Data records for software interfaces =
* * * * * * *

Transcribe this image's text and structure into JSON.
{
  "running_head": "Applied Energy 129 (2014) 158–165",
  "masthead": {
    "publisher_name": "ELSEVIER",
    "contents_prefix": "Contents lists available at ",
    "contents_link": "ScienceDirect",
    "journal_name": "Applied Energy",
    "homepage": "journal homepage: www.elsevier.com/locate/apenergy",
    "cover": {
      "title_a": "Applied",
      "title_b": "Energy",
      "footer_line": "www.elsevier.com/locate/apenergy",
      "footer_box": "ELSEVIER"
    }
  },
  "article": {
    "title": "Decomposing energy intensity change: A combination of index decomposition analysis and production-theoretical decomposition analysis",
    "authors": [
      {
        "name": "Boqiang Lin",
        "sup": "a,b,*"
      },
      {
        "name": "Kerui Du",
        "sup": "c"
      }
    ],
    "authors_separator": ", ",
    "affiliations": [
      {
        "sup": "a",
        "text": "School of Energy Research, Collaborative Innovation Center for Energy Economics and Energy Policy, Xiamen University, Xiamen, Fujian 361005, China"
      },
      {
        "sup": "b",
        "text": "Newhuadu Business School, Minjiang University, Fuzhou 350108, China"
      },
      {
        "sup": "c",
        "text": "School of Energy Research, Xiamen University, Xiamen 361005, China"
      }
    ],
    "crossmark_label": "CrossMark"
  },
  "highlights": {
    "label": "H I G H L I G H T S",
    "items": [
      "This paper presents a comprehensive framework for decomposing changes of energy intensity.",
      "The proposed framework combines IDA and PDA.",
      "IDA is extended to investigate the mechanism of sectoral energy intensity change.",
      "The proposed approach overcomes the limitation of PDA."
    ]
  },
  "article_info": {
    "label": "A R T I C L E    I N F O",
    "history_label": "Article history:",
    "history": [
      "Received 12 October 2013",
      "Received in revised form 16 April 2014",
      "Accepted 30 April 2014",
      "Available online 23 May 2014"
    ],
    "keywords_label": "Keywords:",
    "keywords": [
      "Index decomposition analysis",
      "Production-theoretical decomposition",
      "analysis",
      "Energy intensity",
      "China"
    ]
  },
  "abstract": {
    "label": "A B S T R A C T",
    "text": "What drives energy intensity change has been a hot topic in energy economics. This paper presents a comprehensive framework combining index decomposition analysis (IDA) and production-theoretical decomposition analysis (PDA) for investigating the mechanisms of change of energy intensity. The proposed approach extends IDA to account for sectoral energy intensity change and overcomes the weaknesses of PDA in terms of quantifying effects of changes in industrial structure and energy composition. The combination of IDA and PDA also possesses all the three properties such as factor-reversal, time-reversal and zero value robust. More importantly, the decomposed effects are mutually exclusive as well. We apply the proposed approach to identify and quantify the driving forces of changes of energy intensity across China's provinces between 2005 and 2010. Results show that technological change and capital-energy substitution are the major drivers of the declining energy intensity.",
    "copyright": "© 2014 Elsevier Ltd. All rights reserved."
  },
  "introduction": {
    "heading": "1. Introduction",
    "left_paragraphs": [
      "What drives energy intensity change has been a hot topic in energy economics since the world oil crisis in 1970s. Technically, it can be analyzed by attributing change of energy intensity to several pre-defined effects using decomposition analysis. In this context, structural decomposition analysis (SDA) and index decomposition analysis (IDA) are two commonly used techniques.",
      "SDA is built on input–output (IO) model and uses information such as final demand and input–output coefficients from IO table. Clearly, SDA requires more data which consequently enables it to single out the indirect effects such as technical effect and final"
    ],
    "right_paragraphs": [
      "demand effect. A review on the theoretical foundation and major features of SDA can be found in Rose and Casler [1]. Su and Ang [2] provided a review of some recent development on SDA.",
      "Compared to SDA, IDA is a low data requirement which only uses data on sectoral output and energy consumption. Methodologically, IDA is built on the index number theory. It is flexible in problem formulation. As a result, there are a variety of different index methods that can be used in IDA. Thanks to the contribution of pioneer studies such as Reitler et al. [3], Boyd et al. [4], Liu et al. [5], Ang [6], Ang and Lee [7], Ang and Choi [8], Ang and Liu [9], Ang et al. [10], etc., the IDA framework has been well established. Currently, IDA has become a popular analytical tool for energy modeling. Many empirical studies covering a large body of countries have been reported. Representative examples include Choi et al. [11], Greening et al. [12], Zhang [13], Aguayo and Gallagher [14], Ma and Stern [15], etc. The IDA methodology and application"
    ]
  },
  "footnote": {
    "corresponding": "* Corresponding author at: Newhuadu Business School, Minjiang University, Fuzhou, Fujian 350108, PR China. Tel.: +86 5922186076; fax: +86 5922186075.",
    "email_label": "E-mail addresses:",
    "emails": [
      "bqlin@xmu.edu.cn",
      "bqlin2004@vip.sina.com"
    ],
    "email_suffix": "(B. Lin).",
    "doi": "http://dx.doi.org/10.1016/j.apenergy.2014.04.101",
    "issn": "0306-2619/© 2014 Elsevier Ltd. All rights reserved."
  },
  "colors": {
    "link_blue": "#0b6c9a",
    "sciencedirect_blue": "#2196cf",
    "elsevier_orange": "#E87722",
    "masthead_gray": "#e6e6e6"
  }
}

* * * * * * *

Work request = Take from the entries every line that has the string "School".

Result of the task =
        "text": "School of Energy Research, Collaborative Innovation Center for Energy Economics and Energy Policy, Xiamen University, Xiamen, Fujian 361005, China"
        "text": "Newhuadu Business School, Minjiang University, Fuzhou 350108, China"
        "text": "School of Energy Research, Xiamen University, Xiamen 361005, China"
    "corresponding": "* Corresponding author at: Newhuadu Business School, Minjiang University, Fuzhou, Fujian 350108, PR China. Tel.: +86 5922186076; fax: +86 5922186075.",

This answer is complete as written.